Why are many otherwise normal people from different walks of life seeing giant, hair-covered humanoids? And why do scores of others who haven’t believe in them anyway, with an unshakable conviction?
And he does accept the possibility of unexplained phenomena, but with an interesting twist incorporating the long, storied history of the Sasquatch across different world cultures. Making a good case that “North America too has its far-flung, otherworldly realms,” he highlights some surprising stories from US history, like that “Theodore Roosevelt mentioned the creatures in his 1892 book The Wilderness Hunter. He described a story he’d heard about a woodsman who, reputedly, had been killed by one of the animals.”
The historical element was a major highlight, because I knew nothing about how wide-ranging this history was, having always automatically relegated it to the tinfoil-hat fringes in my own thinking. Did you know the Nazis believed in a “proto-Aryan race of giants” and Ernst Schäfer, a German zoologist and “erstwhile Nazi SS officer” spent nearly the entire 1930s in the Himalayas on Heinrich Himmler’s orders trying to prove their existence?
Eventually the animals sighted there were determined to be Tibetan blue bears, but that was kept under wraps out of fear of execution, “since it contradicted notions at the time that Yetis were Aryan ancestors.” I learned so much here. It’s also one of those books with not-to-be-missed stories in the footnotes, like that “Mount Saint Helens, an active volcano in the Cascade Range in Washington, has long been considered an important node of Sasquatch activity.”
Zada’s journey spans contacts with investigators in the field of what he calls “Sasqualogy” (a word I never thought I’d write), who have devoted their lives and work to proving its existence– as yet unsuccessfully– and often in the face of professional ridicule. He examines the most common arguments in favor, like presence in North American aboriginal folklore, and the different camps of beliefs investigators fall into (extraterrestrials, humanoids, etc.). He also covers obsession, a topic that never fails to mesmerize.
He travels to aboriginal locations where the Sasquatch is deeply rooted in lore, with an ecological message that explains a lot about the persistence of belief in a wild mountain man as nature is further encroached by modern life and technology. According to a member of the Heiltsuk nation, from the island community of Bella Bella in British Columbia:
Our culture really reveres the Sasquatch because it’s a reminder that at one point in time, we were living in the same way that they’re living. It’s also a reminder of our connection to the land and everything that exists in our territory. It’s not something to be afraid of. It’s something that teaches you things.
I’m torn because the book veers wildly between writing that’s lucid and engaging and writing that’s weak. His nature writing is lush and descriptive, evoking the Great Bear Rainforest and the foggy harbors of the Pacific Northwest vividly, and he’s impressively adroit in covering science and psychology. On the other hand, in the advance copy (could’ve changed by publication) there were 17 instances of people nodding. Five were the sentence, “I nod.” It’s annoying; I see why Benjamin Dreyer specifically warns to be careful with nodding.

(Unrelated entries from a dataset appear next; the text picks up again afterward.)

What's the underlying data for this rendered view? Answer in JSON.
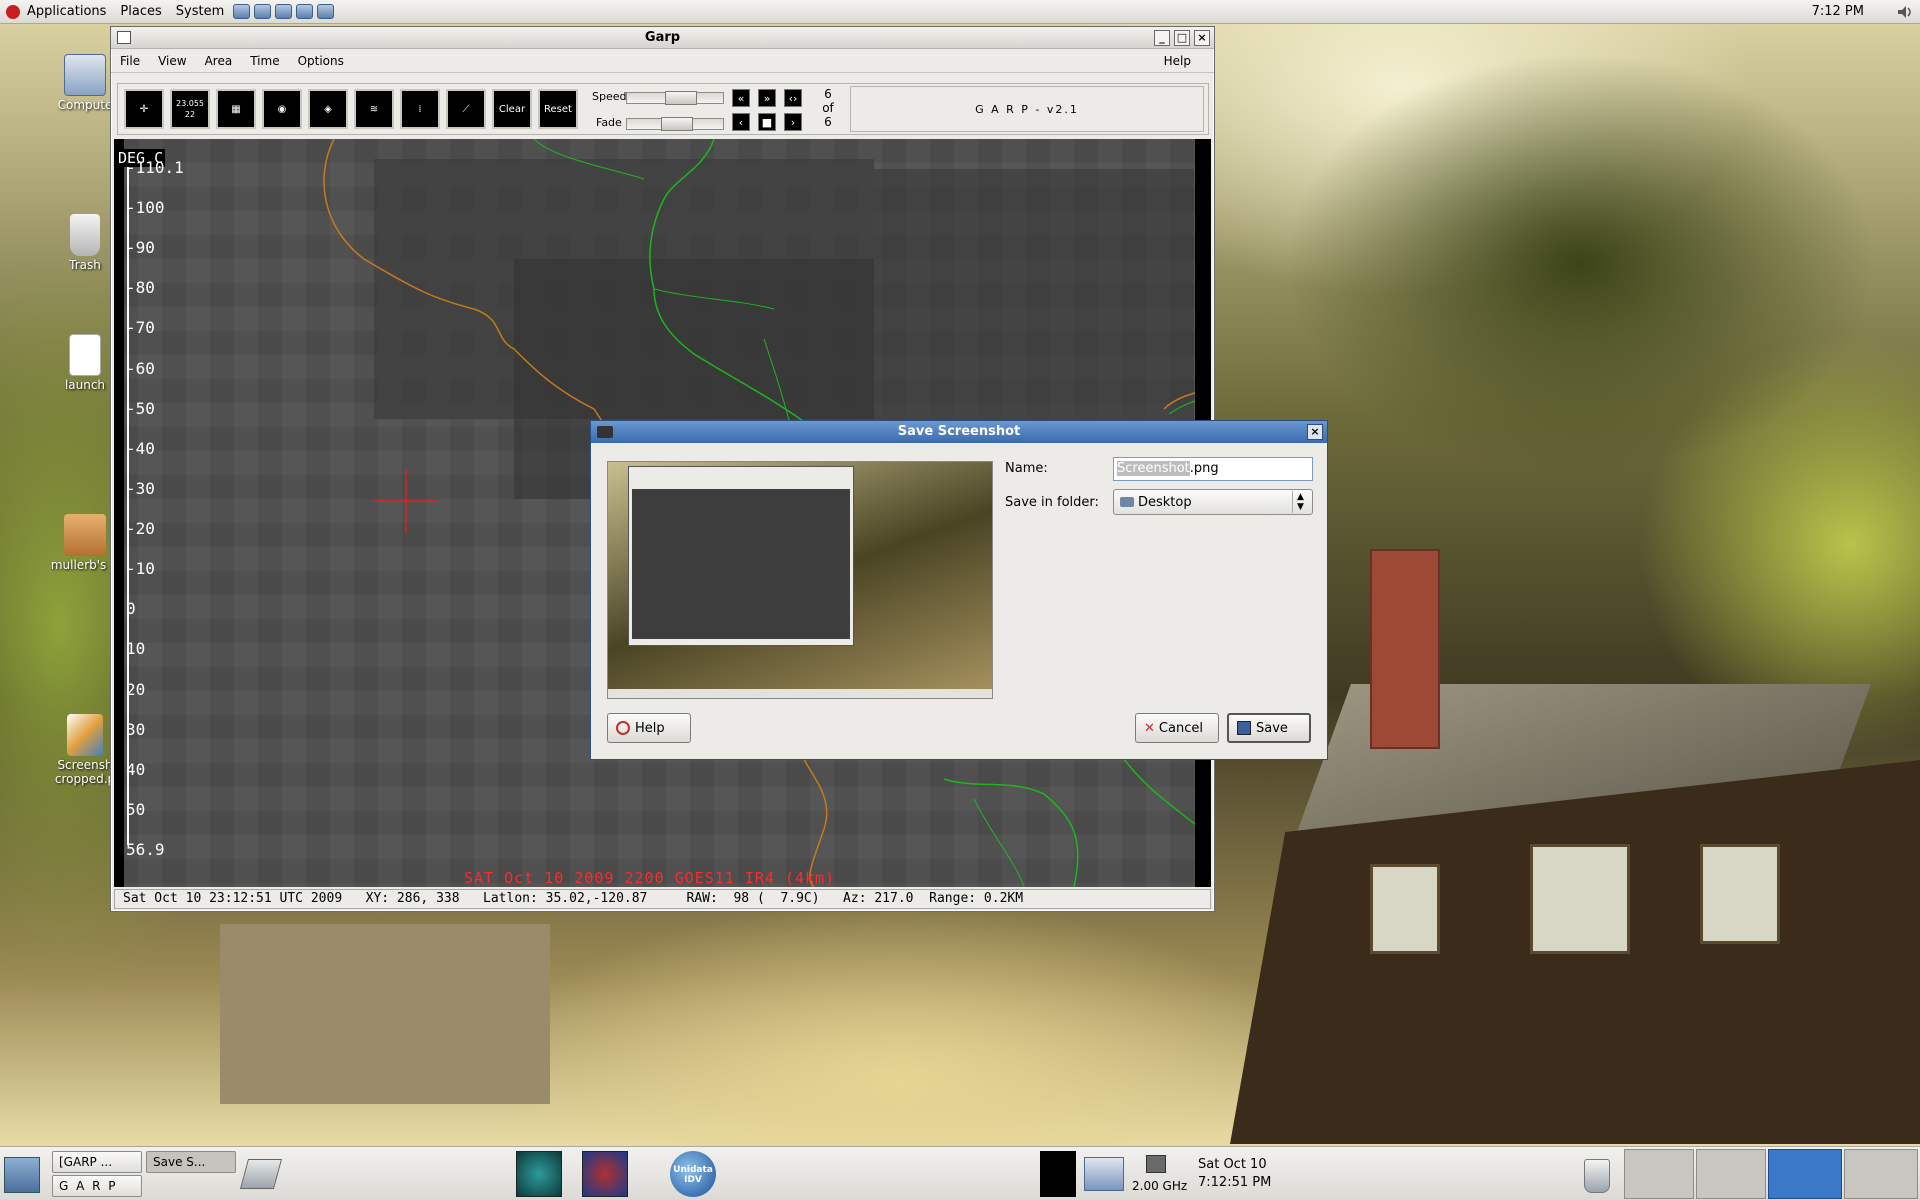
{
  "top_panel": {
    "menus": [
      "Applications",
      "Places",
      "System"
    ],
    "clock": "7:12 PM"
  },
  "desktop_icons": [
    "Compute",
    "Trash",
    "launch",
    "mullerb's H",
    "Screensh cropped.p"
  ],
  "garp": {
    "title": "Garp",
    "menus": [
      "File",
      "View",
      "Area",
      "Time",
      "Options"
    ],
    "help_menu": "Help",
    "tools": {
      "station_value": "23.055\n22",
      "clear": "Clear",
      "reset": "Reset"
    },
    "speed_label": "Speed",
    "fade_label": "Fade",
    "frame_count": "6\nof\n6",
    "version": "G A R P - v2.1",
    "scale_unit": "DEG C",
    "scale_labels": [
      "-110.1",
      "-100",
      "-90",
      "-80",
      "-70",
      "-60",
      "-50",
      "-40",
      "-30",
      "-20",
      "-10",
      "0",
      "10",
      "20",
      "30",
      "40",
      "50",
      "56.9"
    ],
    "map_caption": "SAT Oct 10 2009 2200 GOES11 IR4 (4km)",
    "status": "Sat Oct 10 23:12:51 UTC 2009   XY: 286, 338   Latlon: 35.02,-120.87     RAW:  98 (  7.9C)   Az: 217.0  Range: 0.2KM"
  },
  "dialog": {
    "title": "Save Screenshot",
    "name_label": "Name:",
    "name_selected": "Screenshot",
    "name_rest": ".png",
    "folder_label": "Save in folder:",
    "folder_value": "Desktop",
    "help_button": "Help",
    "cancel_button": "Cancel",
    "save_button": "Save"
  },
  "taskbar": {
    "tasks": [
      "[GARP ...",
      "Save S...",
      "G A R P"
    ],
    "idv_label": "Unidata IDV",
    "cpu_freq": "2.00 GHz",
    "date": "Sat Oct 10",
    "time": "7:12:51 PM"
  },
  "colors": {
    "state_lines": "#1fb51f",
    "coast_line": "#c77a1c",
    "cursor": "#e02020",
    "dialog_title": "#3a6aae"
  }
}
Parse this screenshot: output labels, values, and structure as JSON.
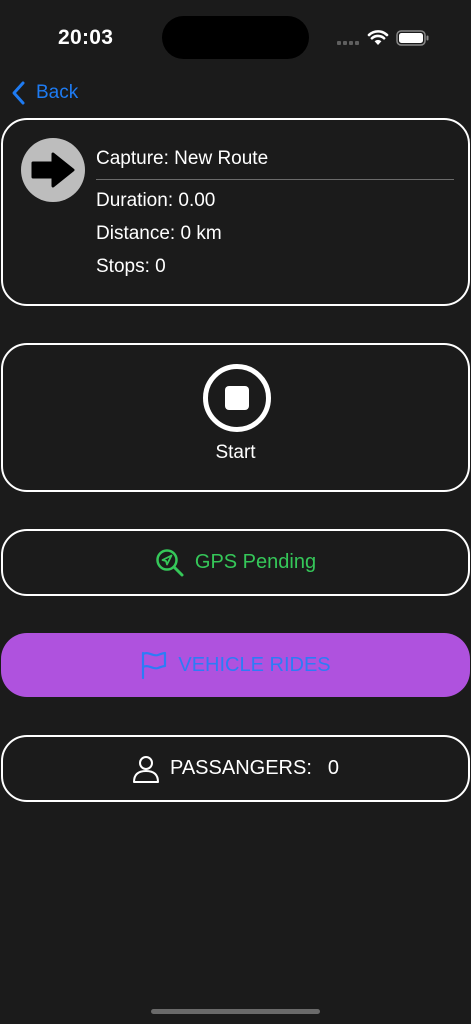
{
  "status_bar": {
    "time": "20:03"
  },
  "nav": {
    "back_label": "Back"
  },
  "route": {
    "title": "Capture: New Route",
    "duration": "Duration: 0.00",
    "distance": "Distance: 0 km",
    "stops": "Stops: 0"
  },
  "start": {
    "label": "Start"
  },
  "gps": {
    "label": "GPS Pending"
  },
  "vehicle_rides": {
    "label": "VEHICLE RIDES"
  },
  "passengers": {
    "label": "PASSANGERS:",
    "count": "0"
  },
  "icons": {
    "back": "chevron-left-icon",
    "route": "arrow-right-icon",
    "start": "stop-circle-icon",
    "gps": "location-search-icon",
    "rides": "flag-icon",
    "passengers": "person-icon"
  },
  "colors": {
    "background": "#1b1b1b",
    "link_blue": "#1e7bf2",
    "gps_green": "#35c759",
    "rides_purple": "#af52de",
    "rides_text": "#2d7cf6"
  }
}
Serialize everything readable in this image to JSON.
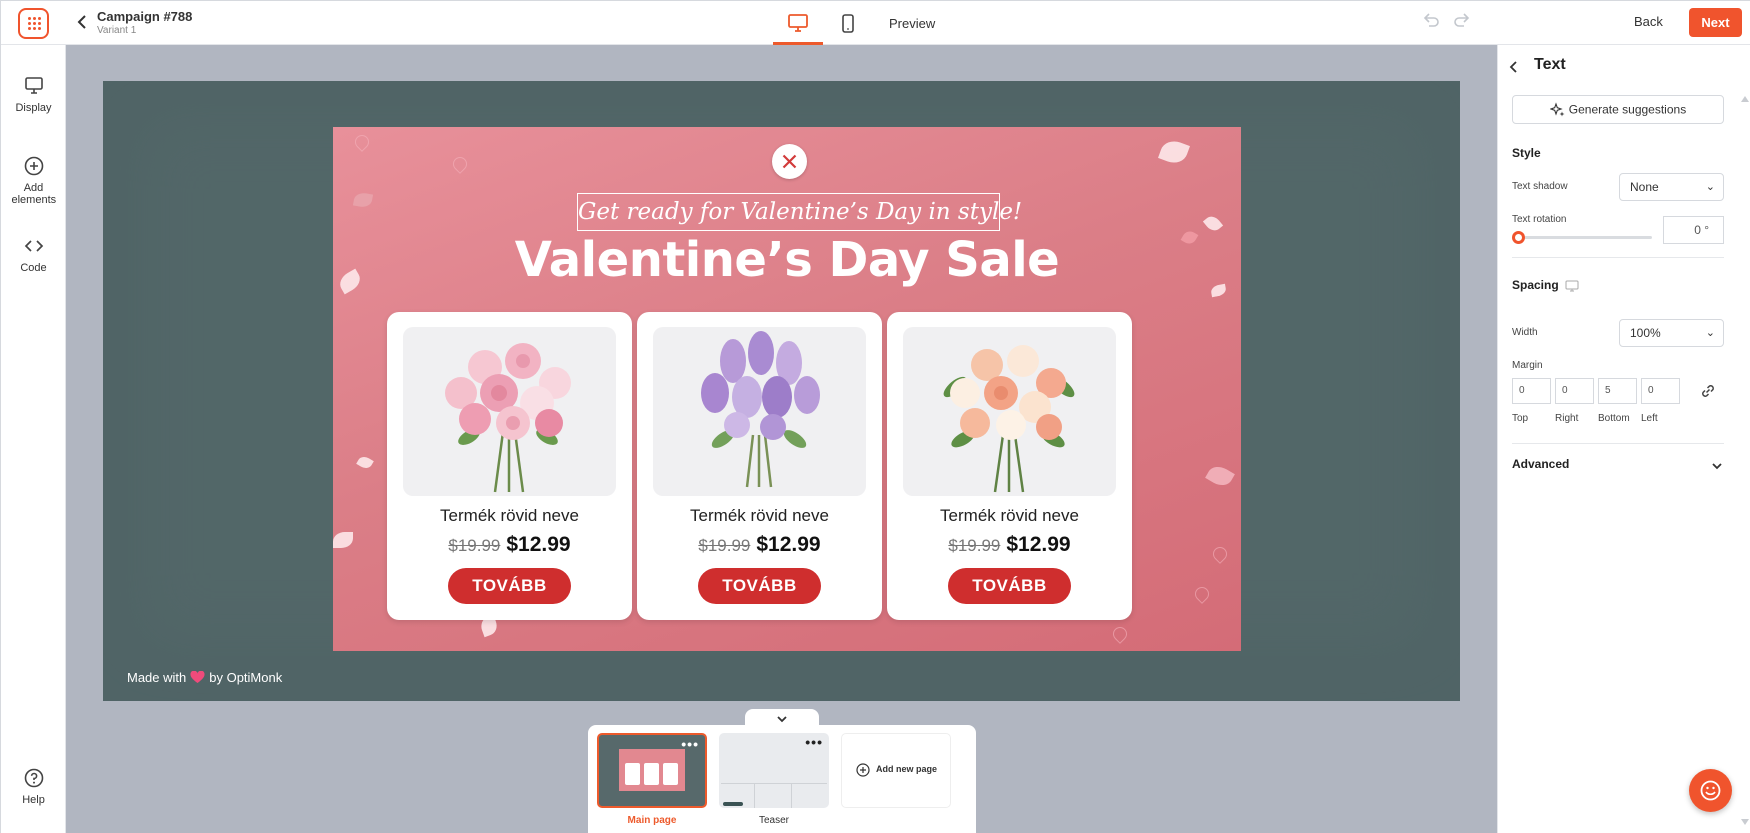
{
  "topbar": {
    "campaign_title": "Campaign #788",
    "variant": "Variant 1",
    "preview_label": "Preview",
    "back_label": "Back",
    "next_label": "Next",
    "accent_color": "#f0542d"
  },
  "sidebar": {
    "items": [
      {
        "label": "Display",
        "icon": "monitor-icon"
      },
      {
        "label": "Add elements",
        "icon": "plus-circle-icon"
      },
      {
        "label": "Code",
        "icon": "code-icon"
      }
    ],
    "help_label": "Help"
  },
  "popup": {
    "headline": "Get ready for Valentine’s Day in style!",
    "title": "Valentine’s Day Sale",
    "products": [
      {
        "name": "Termék rövid neve",
        "old_price": "$19.99",
        "price": "$12.99",
        "button": "TOVÁBB",
        "image": "pink-roses-bouquet"
      },
      {
        "name": "Termék rövid neve",
        "old_price": "$19.99",
        "price": "$12.99",
        "button": "TOVÁBB",
        "image": "lilac-bouquet"
      },
      {
        "name": "Termék rövid neve",
        "old_price": "$19.99",
        "price": "$12.99",
        "button": "TOVÁBB",
        "image": "peach-roses-bouquet"
      }
    ],
    "made_with_prefix": "Made with",
    "made_with_suffix": "by OptiMonk"
  },
  "pages": {
    "items": [
      {
        "label": "Main page",
        "active": true
      },
      {
        "label": "Teaser",
        "active": false
      }
    ],
    "add_label": "Add new page"
  },
  "panel": {
    "title": "Text",
    "generate_label": "Generate suggestions",
    "style_heading": "Style",
    "text_shadow_label": "Text shadow",
    "text_shadow_value": "None",
    "text_rotation_label": "Text rotation",
    "text_rotation_value": "0 °",
    "spacing_heading": "Spacing",
    "width_label": "Width",
    "width_value": "100%",
    "margin_label": "Margin",
    "margin": {
      "top": "0",
      "right": "0",
      "bottom": "5",
      "left": "0",
      "top_label": "Top",
      "right_label": "Right",
      "bottom_label": "Bottom",
      "left_label": "Left"
    },
    "advanced_heading": "Advanced"
  }
}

Still, the glimpses into First Nations communities are sensitively done and informative, and his research into psychology and brain function and how this ties into belief in cryptids was fantastic. I think if there’s any decent, serious book about Sasquatches (Sasqueetch? nothing sounds right for this plural), their cultural significance and relationship to the diminishing natural world and its remaining unknowns, this is it.
In the Valleys of the Noble Beyond:
In Search of the Sasquatch
by John Zada
published July 2, 2019 by Grove Atlantic
I received an advance copy courtesy of the publisher for unbiased review.